It’s enough to make Ronald McDonald join the Tea Party.
San Francisco’s Board of Supervisors is seriously mulling a ban on the Happy Meal and other toy giveaways associated with foods containing more sugar, sodium, and fat than the proponents regard as appropriate. The proposed “Healthy Food Incentives Ordinance” also conditions a free trinket on half-cup servings of both a fruit and vegetable.
Obnoxious as this is—although not by California standards, perhaps—the proposal is the latest attempt by government officials at every level to do something about the “obesity epidemic.” Unable (just yet) to dictate what we eat at every meal, they are instead limiting consumers’ choices by cracking down on restaurants and food manufacturers.
The city of Los Angeles, for example, issued a moratorium on new fast food joints in low-income neighborhoods. New York City schools now regulate the types of foods that students may sell for fundraising; the acceptable products include Fiber One bars, Soy Crisps, and Ayala’s Herbal Water. The customary birthday cupcakes have been banned in various school districts across the country. And last year, the state of Illinois hiked taxes on soft drinks and candy by 525 percent—for the sake of the children.
But even a cursory examination of the scholarly literature uncovers solid evidence that physical inactivity—not food intake—is the primary cause of obesity. As noted by Dr. Mark McClellan, a former commissioner of the Food and Drug Administration, “Actual levels of caloric intake among the young haven’t appreciably changed over the last 20 years.”

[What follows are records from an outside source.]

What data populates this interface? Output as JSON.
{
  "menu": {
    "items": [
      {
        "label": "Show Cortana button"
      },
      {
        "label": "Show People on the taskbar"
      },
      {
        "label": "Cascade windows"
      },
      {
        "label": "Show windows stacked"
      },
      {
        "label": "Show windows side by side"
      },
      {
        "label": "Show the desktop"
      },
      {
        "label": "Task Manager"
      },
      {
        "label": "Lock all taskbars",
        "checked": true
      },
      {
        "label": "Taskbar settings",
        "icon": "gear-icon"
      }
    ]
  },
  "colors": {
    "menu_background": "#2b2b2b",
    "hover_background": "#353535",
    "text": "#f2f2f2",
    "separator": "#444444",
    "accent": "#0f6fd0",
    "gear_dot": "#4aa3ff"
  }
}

No matter what the Food Fascists claim, obesity rates are not the result of a “market failure.” In fact, food manufacturers have introduced 35,272 new products labeled “low fat” or “no fat” between 1987 and 2004, according to research by Michael Marlow and Alden Shiers of California Polytechnic State University.
It is noteworthy that San Francisco’s 13-page proposed ordinance delineates a variety of local programs already dedicated to combating obesity, including Shape Up San Francisco’s Walking Challenge, a Safe Routes to School program, and a Rethink Your Drink marketing campaign. There’s also the Healthy Eating, Active Living campaign to encourage families receiving government assistance to eat healthy foods.
“Despite these measures,” the ordinance states, “childhood obesity rates continue to rise.”
Well, duh. In other words, county officials’ previous efforts to control people’s eating habits have failed. But that’s hardly surprising given that their premises are flawed and their remedies misguided. And yet they insist on serving up ever more.
Evidently, the Happy Meal henchmen haven’t noticed—or simply don’t care—that Americans are just plain fed up with ill-conceived regulatory antics. If anyone is going to be forced to diet, it should be the politicians and regulators who attempt daily to beef up their powers.